Mickey Hart: RAMU
If you know only one thing about the Grateful Dead’s Mickey Hart, then it’s that he’s the mastermind behind the band’s divisive mid-set “Drums” and “Space.” And whether you love them or designate them as bathroom break time, it’s undeniable that Hart is an absolute joy to watch—he’s the twisted, mad scientist to Bill Kreutzman’s straight man. And on his latest solo release, RAMU, Hart’s created a deliciously meandering, melodic exploration, with a whole cast of more contemporary voices adding some ecstatically fun spice to the global drum experience. It’s like “Drums” and “Space” with an all-star backing band of internationals and aliens.

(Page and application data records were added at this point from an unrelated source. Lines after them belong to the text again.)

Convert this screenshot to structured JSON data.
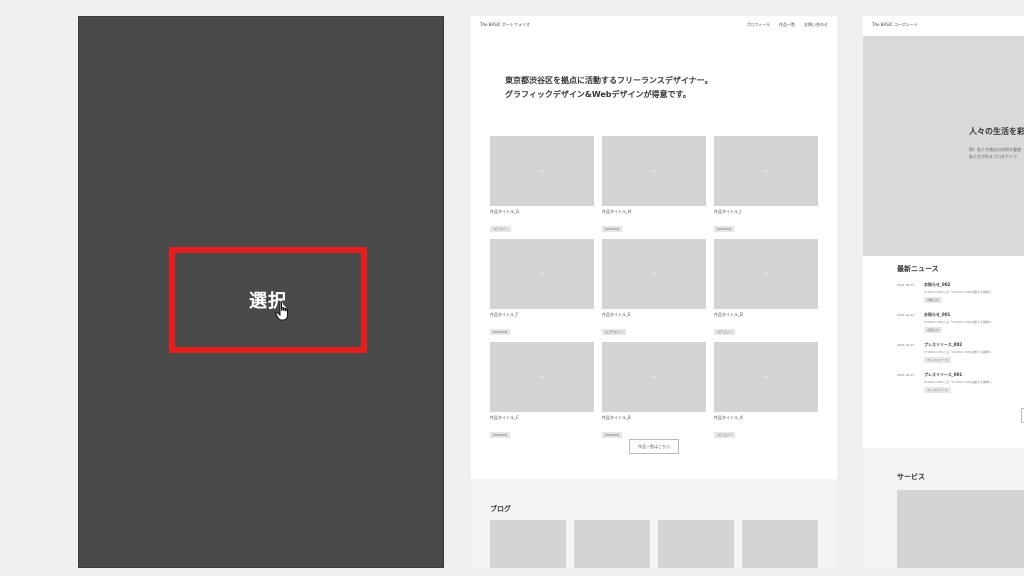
{
  "templates": {
    "selected": {
      "select_label": "選択"
    },
    "portfolio": {
      "brand": "The BASIC ポートフォリオ",
      "nav": [
        "プロフィール",
        "作品一覧",
        "お問い合わせ"
      ],
      "hero_lines": [
        "東京都渋谷区を拠点に活動するフリーランスデザイナー。",
        "グラフィックデザイン&Webデザインが得意です。"
      ],
      "works": [
        {
          "title": "作品タイトル_G",
          "tag": "カテゴリー"
        },
        {
          "title": "作品タイトル_H",
          "tag": "#DESIGN"
        },
        {
          "title": "作品タイトル_I",
          "tag": "#DESIGN"
        },
        {
          "title": "作品タイトル_F",
          "tag": "#DESIGN"
        },
        {
          "title": "作品タイトル_E",
          "tag": "ロゴデザイン"
        },
        {
          "title": "作品タイトル_D",
          "tag": "カテゴリー"
        },
        {
          "title": "作品タイトル_C",
          "tag": "#DESIGN"
        },
        {
          "title": "作品タイトル_B",
          "tag": "#DESIGN"
        },
        {
          "title": "作品タイトル_A",
          "tag": "カテゴリー"
        }
      ],
      "more_label": "作品一覧はこちら",
      "blog_title": "ブログ"
    },
    "corporate": {
      "brand": "The BASIC コーポレート",
      "hero_title": "人々の生活を彩",
      "hero_sub": [
        "例）私たち独自の技術を駆使",
        "私たちが作るプロダクトで、"
      ],
      "news_title": "最新ニュース",
      "news": [
        {
          "date": "2021.04.23",
          "title": "お知らせ_002",
          "desc": "STUDIO CMSとは「STUDIO CMSは誰でも簡単に",
          "tag": "お知らせ"
        },
        {
          "date": "2021.04.23",
          "title": "お知らせ_001",
          "desc": "STUDIO CMSとは「STUDIO CMSは誰でも簡単に",
          "tag": "お知らせ"
        },
        {
          "date": "2021.04.23",
          "title": "プレスリリース_002",
          "desc": "STUDIO CMSとは「STUDIO CMSは誰でも簡単に",
          "tag": "プレスリリース"
        },
        {
          "date": "2021.04.23",
          "title": "プレスリリース_001",
          "desc": "STUDIO CMSとは「STUDIO CMSは誰でも簡単に",
          "tag": "プレスリリース"
        }
      ],
      "service_title": "サービス"
    }
  },
  "colors": {
    "page_bg": "#efefef",
    "selected_card_bg": "#4a4a4a",
    "selection_border": "#e61e1e",
    "placeholder": "#d4d4d4"
  }
}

RAMU is short for Random Access Musical Universe—the enormous collection of sound samples Hart has amassed over the decades. The percussionist has loaded this database to an actual rhythm machine, and its neon colors are all over these songs, from squelching synthesizers to found sounds, instruments from across the globe and, apparently, the sonification of brain cells. As far as album stories go, it’s hefty. Thankfully, this 12-song collection is total, free-wheeling fun—all lunging rhythms, slithering jazz, bubbling beats, stacked vocals, and foggy atmospherics.
The Michal Menert co-produced set features Zakir Hussain on tabla, Oteil Burbridge on bass, and Steve Kimock on guitar. Hart is perfectly matched with Animal Collective’s Avey Tare, whose ethereal voice lends a wobbling lift-off to the echoing electronics and chugging low-end of “Wayward Son.” On the very next track, Tarriona “Tank” Ball of New Orleans funk newcomers Tank and the Bangas rips into Hart’s see-saw rhythm with a vicious, rapped Trump diatribe. And on “Wine Wine Wine,” Hart pairs an Alan Lomax field recordings with gorgeous, aqueous saxophone. It’s a weird moment, but a wonderful one. Stick around for “Drums” and “Space.” You won’t be disappointed.